So who decides what’s “low risk”? Big Pharma, of course
Stop for a minute and let that all sink in.
What it means is that you can be given an untested drug—a drug that might or might not work, a drug whose safety really isn’t known, a drug that might have any kind of outcome—as long as it’s been decided that it “poses no more than minimal risk.”
It doesn’t say anything about who decides this. It gives no guidance at all. And it says that there have to be “safeguards” to protect your “rights, safety, and welfare,” but again doesn’t say what those safeguards might be or who puts them in place.
So here’s what could happen: You have cancer. You go to an oncologist, who just happens to be partnered with a drug maker for a new cancer drug trial. The drug hasn’t been safety-tested yet—this is a phase 2 trial. It hasn’t been tested for effectiveness. There’s another drug that has been shown to work, but you don’t get it—or even get told about it. Instead you’re given the new drug. And the trial runners have determined that it doesn’t “pose a significant risk” so they don’t have to tell you you’re a guinea pig.
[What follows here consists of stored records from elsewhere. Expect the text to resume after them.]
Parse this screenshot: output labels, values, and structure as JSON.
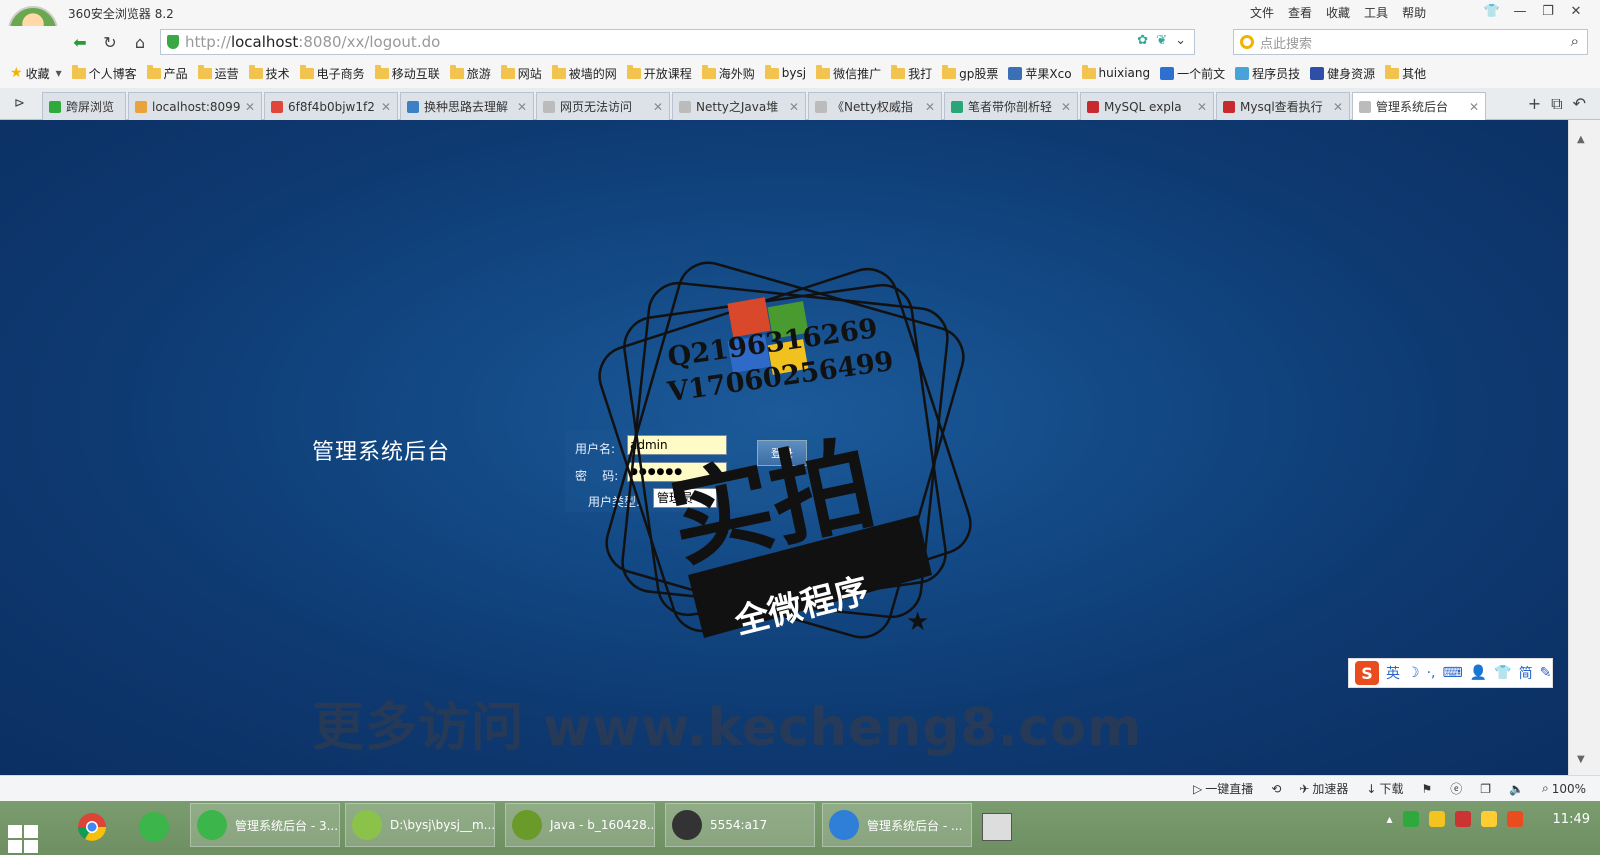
{
  "browser": {
    "app_title": "360安全浏览器 8.2",
    "menu": [
      "文件",
      "查看",
      "收藏",
      "工具",
      "帮助"
    ],
    "url_host": "localhost",
    "url_prefix": "http://",
    "url_rest": ":8080/xx/logout.do",
    "search_placeholder": "点此搜索"
  },
  "bookmarks": {
    "fav_label": "收藏",
    "items": [
      "个人博客",
      "产品",
      "运营",
      "技术",
      "电子商务",
      "移动互联",
      "旅游",
      "网站",
      "被墙的网",
      "开放课程",
      "海外购",
      "bysj",
      "微信推广",
      "我打",
      "gp股票",
      "苹果Xco",
      "huixiang",
      "一个前文",
      "程序员技",
      "健身资源",
      "其他"
    ]
  },
  "tabs": [
    {
      "label": "跨屏浏览",
      "color": "#2eaa3c"
    },
    {
      "label": "localhost:8099",
      "color": "#e8a33c"
    },
    {
      "label": "6f8f4b0bjw1f2",
      "color": "#e0473a"
    },
    {
      "label": "换种思路去理解",
      "color": "#3b82c4"
    },
    {
      "label": "网页无法访问",
      "color": "#bbbbbb"
    },
    {
      "label": "Netty之Java堆",
      "color": "#bbbbbb"
    },
    {
      "label": "《Netty权威指",
      "color": "#bbbbbb"
    },
    {
      "label": "笔者带你剖析轻",
      "color": "#2aa57a"
    },
    {
      "label": "MySQL expla",
      "color": "#c8292e"
    },
    {
      "label": "Mysql查看执行",
      "color": "#c8292e"
    },
    {
      "label": "管理系统后台",
      "color": "#bbbbbb",
      "active": true
    }
  ],
  "page": {
    "system_title": "管理系统后台",
    "username_label": "用户名:",
    "username_value": "admin",
    "password_label": "密    码:",
    "password_value": "●●●●●●",
    "usertype_label": "用户类型:",
    "usertype_value": "管理员",
    "login_button": "登录"
  },
  "overlay": {
    "stamp_line1": "Q2196316269",
    "stamp_line2": "V17060256499",
    "stamp_main": "实拍",
    "stamp_banner": "全微程序",
    "watermark": "更多访问 www.kecheng8.com",
    "ime_items": [
      "英",
      "☽",
      "·,",
      "⌨",
      "简"
    ]
  },
  "statusbar": [
    "一键直播",
    "加速器",
    "下载",
    "100%"
  ],
  "taskbar": {
    "tasks": [
      {
        "label": "管理系统后台 - 3...",
        "color": "#3cb54a"
      },
      {
        "label": "D:\\bysj\\bysj__m...",
        "color": "#8bc34a"
      },
      {
        "label": "Java - b_160428...",
        "color": "#6a9a2a"
      },
      {
        "label": "5554:a17",
        "color": "#333333"
      },
      {
        "label": "管理系统后台 - ...",
        "color": "#2f7fd8"
      }
    ],
    "clock": "11:49"
  }
}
But the drug doesn’t work. You die…even though there was another drug out there that worked and you’d have chosen that option if you’d been told the drug you were taking was “investigational.”
Say you have diabetes. You could go to your regular doctor for a routine diabetes prescription refill. He tells you he’d like to change your prescription. There’s another drug he thinks will work better than what you’re taking. Because you trust the doctor to know best, you go along with it.
What he doesn’t tell you is that he’s part of a trial for a new, untested diabetes drug. He doesn’t have to tell you because it’s been decided that there’s “minimal risk.” A month later you have a heart attack, thanks to the investigational drug. It never makes it to market, thankfully, but that doesn’t help you out. You already had a heart attack.
This could happen, folks. This will happen, at some point. So from here on out, if you’re offered a prescription, there’s one more question you need to ask your doctor.
“Is this an ‘investigational’ drug?” If so, say thanks but no thanks.